Entries provided:
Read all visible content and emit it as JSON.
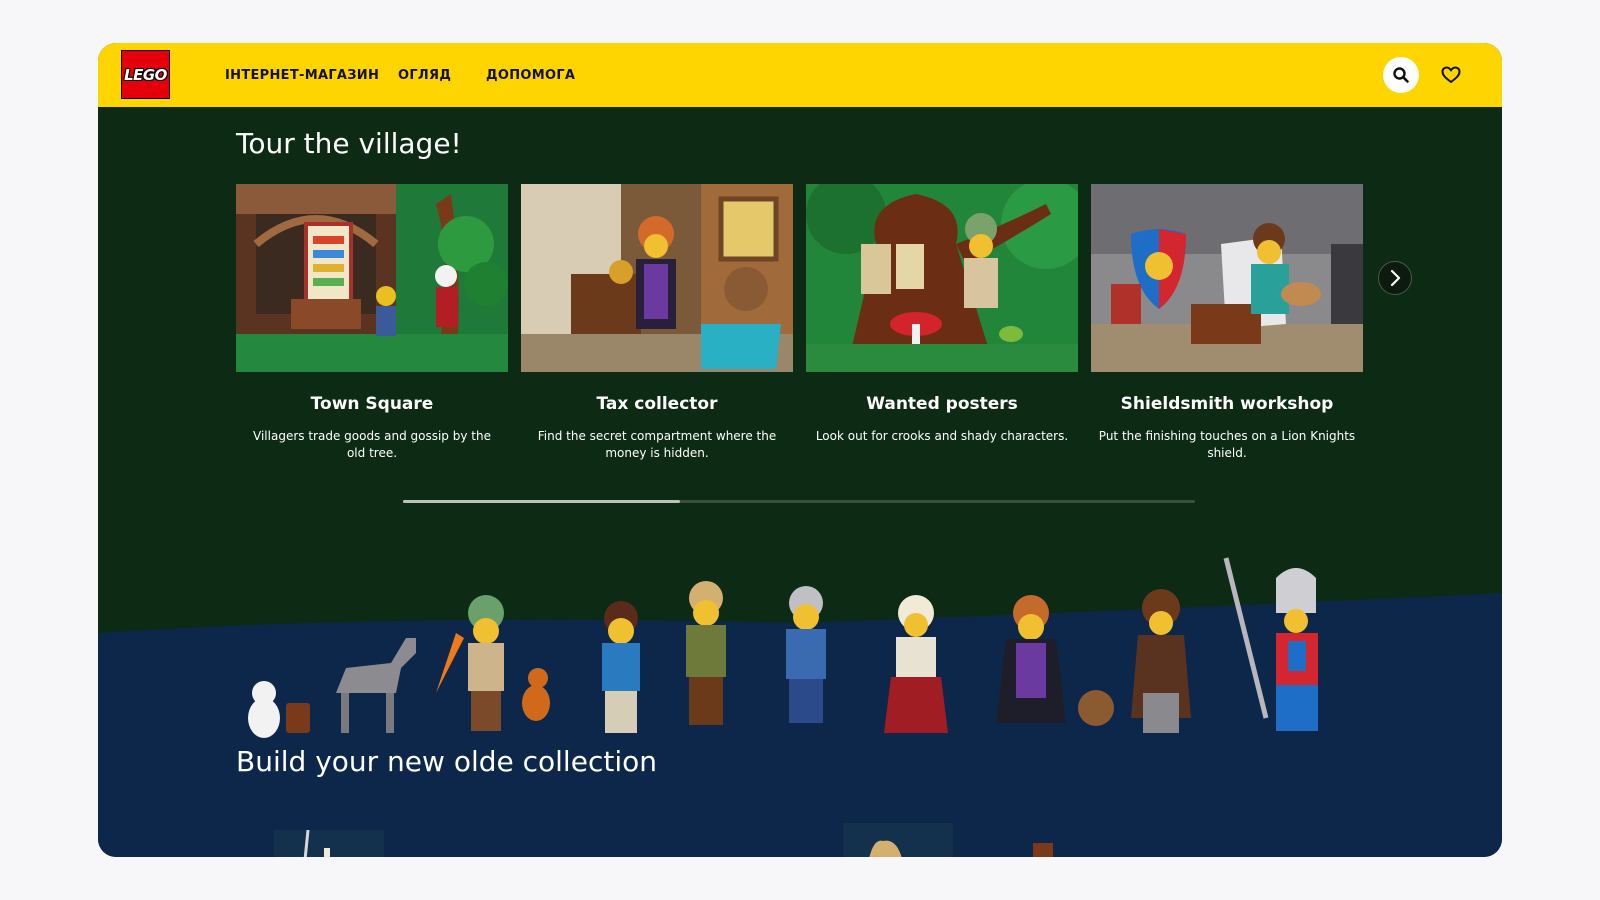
{
  "header": {
    "logo_text": "LEGO",
    "nav": [
      "ІНТЕРНЕТ-МАГАЗИН",
      "ОГЛЯД",
      "ДОПОМОГА"
    ]
  },
  "tour": {
    "title": "Tour the village!",
    "cards": [
      {
        "title": "Town Square",
        "desc": "Villagers trade goods and gossip by the old tree."
      },
      {
        "title": "Tax collector",
        "desc": "Find the secret compartment where the money is hidden."
      },
      {
        "title": "Wanted posters",
        "desc": "Look out for crooks and shady characters."
      },
      {
        "title": "Shieldsmith workshop",
        "desc": "Put the finishing touches on a Lion Knights shield."
      }
    ],
    "scroll_progress": 0.35
  },
  "collection": {
    "title": "Build your new olde collection"
  },
  "colors": {
    "header": "#ffd500",
    "forest": "#0d2a15",
    "navy": "#0c2749",
    "lego_red": "#e3000b"
  },
  "icons": [
    "lego-logo",
    "search-icon",
    "heart-icon",
    "chevron-right-icon"
  ]
}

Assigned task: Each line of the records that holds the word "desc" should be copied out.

Reply to the exercise:
        "desc": "Villagers trade goods and gossip by the old tree."
        "desc": "Find the secret compartment where the money is hidden."
        "desc": "Look out for crooks and shady characters."
        "desc": "Put the finishing touches on a Lion Knights shield."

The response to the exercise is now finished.